**WHAT YOU WILL DO**
How many of the lines below include "this"? Give the number and no other words.

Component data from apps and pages
———

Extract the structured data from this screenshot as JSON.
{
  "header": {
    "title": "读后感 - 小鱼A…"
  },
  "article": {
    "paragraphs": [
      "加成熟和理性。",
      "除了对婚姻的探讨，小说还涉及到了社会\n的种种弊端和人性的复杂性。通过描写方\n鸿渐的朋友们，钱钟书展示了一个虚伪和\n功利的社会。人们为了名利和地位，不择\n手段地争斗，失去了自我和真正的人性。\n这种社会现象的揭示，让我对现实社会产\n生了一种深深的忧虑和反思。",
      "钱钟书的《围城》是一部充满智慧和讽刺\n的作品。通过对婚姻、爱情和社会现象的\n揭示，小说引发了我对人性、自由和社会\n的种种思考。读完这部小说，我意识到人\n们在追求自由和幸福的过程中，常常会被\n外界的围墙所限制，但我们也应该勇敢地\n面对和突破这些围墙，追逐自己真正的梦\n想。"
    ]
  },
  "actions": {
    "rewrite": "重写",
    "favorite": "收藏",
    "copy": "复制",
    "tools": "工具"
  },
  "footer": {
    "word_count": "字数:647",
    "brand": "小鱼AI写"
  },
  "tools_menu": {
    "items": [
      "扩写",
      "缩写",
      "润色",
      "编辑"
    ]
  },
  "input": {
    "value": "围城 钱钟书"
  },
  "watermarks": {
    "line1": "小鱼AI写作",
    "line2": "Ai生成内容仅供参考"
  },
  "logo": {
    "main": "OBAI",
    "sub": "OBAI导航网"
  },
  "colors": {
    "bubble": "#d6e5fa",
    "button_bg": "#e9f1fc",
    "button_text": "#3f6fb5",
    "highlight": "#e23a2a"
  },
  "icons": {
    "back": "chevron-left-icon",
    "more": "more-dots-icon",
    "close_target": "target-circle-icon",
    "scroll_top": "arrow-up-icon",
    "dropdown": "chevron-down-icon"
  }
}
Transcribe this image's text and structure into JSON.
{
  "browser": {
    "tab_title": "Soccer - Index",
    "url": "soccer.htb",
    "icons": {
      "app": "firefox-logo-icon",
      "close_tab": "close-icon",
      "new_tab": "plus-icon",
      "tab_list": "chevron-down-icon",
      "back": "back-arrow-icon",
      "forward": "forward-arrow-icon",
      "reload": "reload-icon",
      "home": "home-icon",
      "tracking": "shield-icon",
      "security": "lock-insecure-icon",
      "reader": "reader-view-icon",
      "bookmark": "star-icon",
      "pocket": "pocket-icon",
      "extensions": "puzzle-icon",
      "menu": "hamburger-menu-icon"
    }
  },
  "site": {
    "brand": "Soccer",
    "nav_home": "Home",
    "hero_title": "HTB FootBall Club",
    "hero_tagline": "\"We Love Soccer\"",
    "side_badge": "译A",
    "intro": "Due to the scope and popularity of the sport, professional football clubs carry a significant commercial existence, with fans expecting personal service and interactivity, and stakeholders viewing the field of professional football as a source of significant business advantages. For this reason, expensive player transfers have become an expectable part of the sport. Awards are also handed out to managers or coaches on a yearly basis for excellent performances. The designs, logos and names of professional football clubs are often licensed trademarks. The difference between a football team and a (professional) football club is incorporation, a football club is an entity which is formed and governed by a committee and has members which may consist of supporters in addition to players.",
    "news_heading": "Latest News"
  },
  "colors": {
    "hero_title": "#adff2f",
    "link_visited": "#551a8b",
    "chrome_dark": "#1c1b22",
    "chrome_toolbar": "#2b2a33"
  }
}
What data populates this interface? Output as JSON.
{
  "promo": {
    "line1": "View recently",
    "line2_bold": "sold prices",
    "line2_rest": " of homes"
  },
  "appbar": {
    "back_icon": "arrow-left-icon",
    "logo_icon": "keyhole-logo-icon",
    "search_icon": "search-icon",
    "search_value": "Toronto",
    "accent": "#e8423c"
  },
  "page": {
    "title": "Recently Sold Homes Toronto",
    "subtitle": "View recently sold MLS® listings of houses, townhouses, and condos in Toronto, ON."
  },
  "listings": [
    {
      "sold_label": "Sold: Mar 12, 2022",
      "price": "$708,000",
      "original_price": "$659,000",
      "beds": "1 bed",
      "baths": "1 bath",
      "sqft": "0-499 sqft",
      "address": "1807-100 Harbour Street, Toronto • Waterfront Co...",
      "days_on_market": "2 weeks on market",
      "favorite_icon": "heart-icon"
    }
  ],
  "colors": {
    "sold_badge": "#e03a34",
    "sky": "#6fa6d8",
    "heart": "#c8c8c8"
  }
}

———

**EXPECTED ANSWER**
4